At Moffitt Cancer Center, researchers are looking to improve the care for patients with rare cancers, such as pelvic squamous cell carcinomas, through genomic profiling. This method is used to learn more about a person’s genes or specific cell types and the way those genes interact with each other and their host immune microenvironment. It is also used to help develop new ways to diagnose, treat and prevent these cancers.

head shot of Dr. Phillipe Spiess

Dr. Philippe Spiess, Assistant Chief of Surgical Services & Senior Member of the Department of Genitourinary Oncology

“We wanted to take a deep dive from a research standpoint and look at how different these cancers are similar or differ. When we study and treat patients, we're making treatment decisions based on tumor histology and organ of origin but in this work, we wanted to know at a fundamental level how different are they beyond just being forms of pelvic squamous cell carcinoma tumor histology, rather at the level of genomics how can they be contrasted,” said Dr. Philippe Spiess, assistant chief of Surgical Services and senior member of the Department of Genitourinary Oncology at Moffitt. “I think it leads us to opportunities to personalize our therapeutic approaches.”

The study presented during the recent American Society of Clinical Oncology annual meeting looked at over 1,700 cases of pelvic squamous cell carcinomas, which included penile, anal, vulvar, urethral and cervical cancers. It analyzed at the genomic level the similarities of the tumors, looking at commonalities in terms of specific mutations that are found, as well as the differences.

“This work allowed us to establish potential novel targets to treat these tumors,” said Spiess.

Many pelvic squamous cell carcinomas are historically associated with the human papillomavirus virus (HPV) and often lead to physicians providing similar systemic approaches among patients with advanced disease.
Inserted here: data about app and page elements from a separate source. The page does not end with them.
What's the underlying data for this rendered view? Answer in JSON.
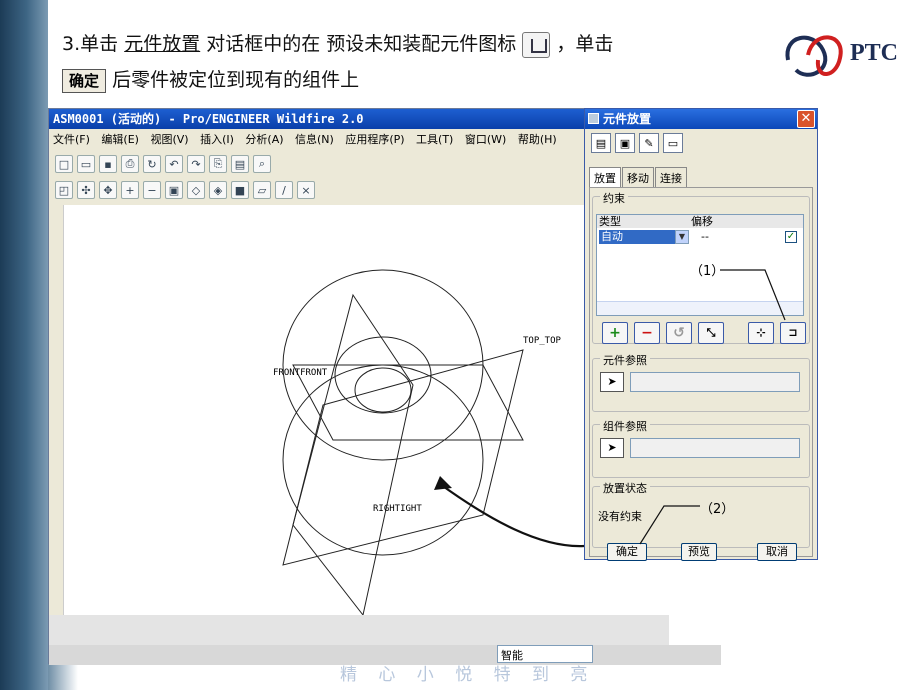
{
  "instruction": {
    "step": "3.单击",
    "link_text": "元件放置",
    "text_mid": "对话框中的在 预设未知装配元件图标",
    "text_after_icon": "，单击",
    "ok_label": "确定",
    "text_end": "后零件被定位到现有的组件上"
  },
  "logo": {
    "text": "PTC"
  },
  "app": {
    "title": "ASM0001 (活动的) - Pro/ENGINEER Wildfire 2.0",
    "menu": [
      "文件(F)",
      "编辑(E)",
      "视图(V)",
      "插入(I)",
      "分析(A)",
      "信息(N)",
      "应用程序(P)",
      "工具(T)",
      "窗口(W)",
      "帮助(H)"
    ],
    "datum_labels": {
      "top": "TOP_TOP",
      "front": "FRONTFRONT",
      "right": "RIGHTIGHT"
    },
    "status_select": "智能"
  },
  "dialog": {
    "title": "元件放置",
    "tabs": [
      "放置",
      "移动",
      "连接"
    ],
    "constraints_label": "约束",
    "col_type": "类型",
    "col_offset": "偏移",
    "row_type": "自动",
    "row_offset": "--",
    "component_ref_label": "元件参照",
    "assembly_ref_label": "组件参照",
    "status_label": "放置状态",
    "status_value": "没有约束",
    "btn_ok": "确定",
    "btn_preview": "预览",
    "btn_cancel": "取消"
  },
  "callouts": {
    "c1": "（1）",
    "c2": "（2）"
  },
  "footer_text": "精 心 小 悦      特 到 亮"
}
But the data showed that in certain instances, they differed widely in genomic alterations and HPV status, leading researchers to believe that there are better treatment options for patients and these are based on using a genomic profiling-based approach most notably in tumors not responsive to conventional treatment strategies.

“We saw that urethral cancers are very different from penile cancers, and although sometimes we treat them somewhat similar in terms of chemotherapy, surgery and radiation,” said Spiess. “But they are very unique, and importantly, they have a unique genomic type of mutation, which we could use to target various novel agents and potentially improve how we care for our patients.”

Spiess says that the next evolution in oncology is defining personalized genomic signatures for these tumors. As part of a broader international collaboration with colleagues at other international cancer centers and Foundation Medicine©, he plans to explore the development of smaller clinical trials using the data from this study among other work in this area he is conducting, specifically targeting the same pathways to help ultimately improve the care of patients in the months and years to come.